__THE TASK__
Scan the records below. List lines holding "JSON".

● ● ●

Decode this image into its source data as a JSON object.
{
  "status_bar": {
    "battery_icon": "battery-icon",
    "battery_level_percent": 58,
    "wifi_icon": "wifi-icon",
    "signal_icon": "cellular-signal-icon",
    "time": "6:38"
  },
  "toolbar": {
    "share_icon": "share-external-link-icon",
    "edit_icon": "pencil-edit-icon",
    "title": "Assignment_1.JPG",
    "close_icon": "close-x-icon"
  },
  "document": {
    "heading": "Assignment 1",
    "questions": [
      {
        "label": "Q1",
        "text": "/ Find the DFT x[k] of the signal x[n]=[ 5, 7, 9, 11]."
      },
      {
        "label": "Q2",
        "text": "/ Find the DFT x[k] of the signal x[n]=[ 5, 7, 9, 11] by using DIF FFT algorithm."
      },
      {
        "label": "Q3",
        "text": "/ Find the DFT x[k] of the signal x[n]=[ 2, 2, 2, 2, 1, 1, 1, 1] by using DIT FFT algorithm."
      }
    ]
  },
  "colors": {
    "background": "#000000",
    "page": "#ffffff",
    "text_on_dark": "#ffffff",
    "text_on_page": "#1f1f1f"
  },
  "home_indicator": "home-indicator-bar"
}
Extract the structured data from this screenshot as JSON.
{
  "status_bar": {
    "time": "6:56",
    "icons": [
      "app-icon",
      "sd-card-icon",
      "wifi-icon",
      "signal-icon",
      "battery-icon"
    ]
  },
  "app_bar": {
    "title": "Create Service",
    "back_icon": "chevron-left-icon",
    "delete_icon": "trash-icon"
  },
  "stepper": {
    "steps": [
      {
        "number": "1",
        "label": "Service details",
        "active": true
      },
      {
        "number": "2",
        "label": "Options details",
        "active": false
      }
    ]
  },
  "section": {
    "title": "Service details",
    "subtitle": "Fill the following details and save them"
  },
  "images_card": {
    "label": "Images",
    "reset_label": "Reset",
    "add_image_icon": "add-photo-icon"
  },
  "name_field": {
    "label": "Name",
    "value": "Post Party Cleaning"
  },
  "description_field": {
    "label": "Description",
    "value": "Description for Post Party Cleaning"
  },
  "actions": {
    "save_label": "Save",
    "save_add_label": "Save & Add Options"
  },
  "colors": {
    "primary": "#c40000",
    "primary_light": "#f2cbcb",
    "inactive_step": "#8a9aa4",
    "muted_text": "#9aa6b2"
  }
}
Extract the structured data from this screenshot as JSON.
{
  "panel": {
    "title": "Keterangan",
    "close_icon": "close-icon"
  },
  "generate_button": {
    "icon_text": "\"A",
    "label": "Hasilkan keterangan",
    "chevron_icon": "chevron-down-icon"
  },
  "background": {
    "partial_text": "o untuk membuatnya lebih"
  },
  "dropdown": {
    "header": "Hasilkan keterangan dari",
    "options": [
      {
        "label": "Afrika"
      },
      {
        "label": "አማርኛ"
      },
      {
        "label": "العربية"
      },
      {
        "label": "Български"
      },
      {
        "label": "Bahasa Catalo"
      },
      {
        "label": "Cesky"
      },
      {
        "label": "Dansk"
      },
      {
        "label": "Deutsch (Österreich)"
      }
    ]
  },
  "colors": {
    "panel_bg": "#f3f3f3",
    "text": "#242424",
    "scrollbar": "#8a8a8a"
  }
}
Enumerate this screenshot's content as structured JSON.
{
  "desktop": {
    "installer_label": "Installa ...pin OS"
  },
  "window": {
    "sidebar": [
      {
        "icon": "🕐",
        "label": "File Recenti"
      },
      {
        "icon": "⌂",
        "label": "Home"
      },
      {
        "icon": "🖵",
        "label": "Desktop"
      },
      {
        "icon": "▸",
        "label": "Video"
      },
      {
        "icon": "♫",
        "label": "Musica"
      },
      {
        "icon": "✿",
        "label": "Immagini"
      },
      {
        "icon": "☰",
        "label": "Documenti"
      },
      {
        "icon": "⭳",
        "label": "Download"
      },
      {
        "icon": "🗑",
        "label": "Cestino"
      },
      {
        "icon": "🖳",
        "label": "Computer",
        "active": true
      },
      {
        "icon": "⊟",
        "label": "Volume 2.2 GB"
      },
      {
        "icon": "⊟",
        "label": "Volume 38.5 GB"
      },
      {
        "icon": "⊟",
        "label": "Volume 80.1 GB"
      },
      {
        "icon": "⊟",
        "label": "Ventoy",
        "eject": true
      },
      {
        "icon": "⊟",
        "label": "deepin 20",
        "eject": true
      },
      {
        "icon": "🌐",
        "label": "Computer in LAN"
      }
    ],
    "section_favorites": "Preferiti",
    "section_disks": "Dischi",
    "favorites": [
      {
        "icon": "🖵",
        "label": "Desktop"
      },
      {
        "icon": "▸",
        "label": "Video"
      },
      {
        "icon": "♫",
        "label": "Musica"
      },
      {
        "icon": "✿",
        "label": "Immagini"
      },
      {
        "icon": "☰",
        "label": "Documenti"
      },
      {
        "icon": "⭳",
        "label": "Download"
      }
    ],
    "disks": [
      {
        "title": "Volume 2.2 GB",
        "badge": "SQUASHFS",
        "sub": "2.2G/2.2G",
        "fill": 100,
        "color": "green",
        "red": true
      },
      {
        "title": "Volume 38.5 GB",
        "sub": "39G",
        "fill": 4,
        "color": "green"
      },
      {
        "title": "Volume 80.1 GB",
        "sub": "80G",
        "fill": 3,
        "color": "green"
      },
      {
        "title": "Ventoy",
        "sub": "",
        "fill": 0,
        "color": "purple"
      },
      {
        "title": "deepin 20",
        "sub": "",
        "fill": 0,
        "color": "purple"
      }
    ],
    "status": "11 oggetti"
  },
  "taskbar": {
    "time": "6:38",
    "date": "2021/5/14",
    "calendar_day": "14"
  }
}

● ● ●

__WRITTEN SOLUTION__
Decode this image into its source data as a JSON object.
Extract the structured data from this screenshot as JSON.
Extract the structured data from this screenshot as JSON.
Enumerate this screenshot's content as structured JSON.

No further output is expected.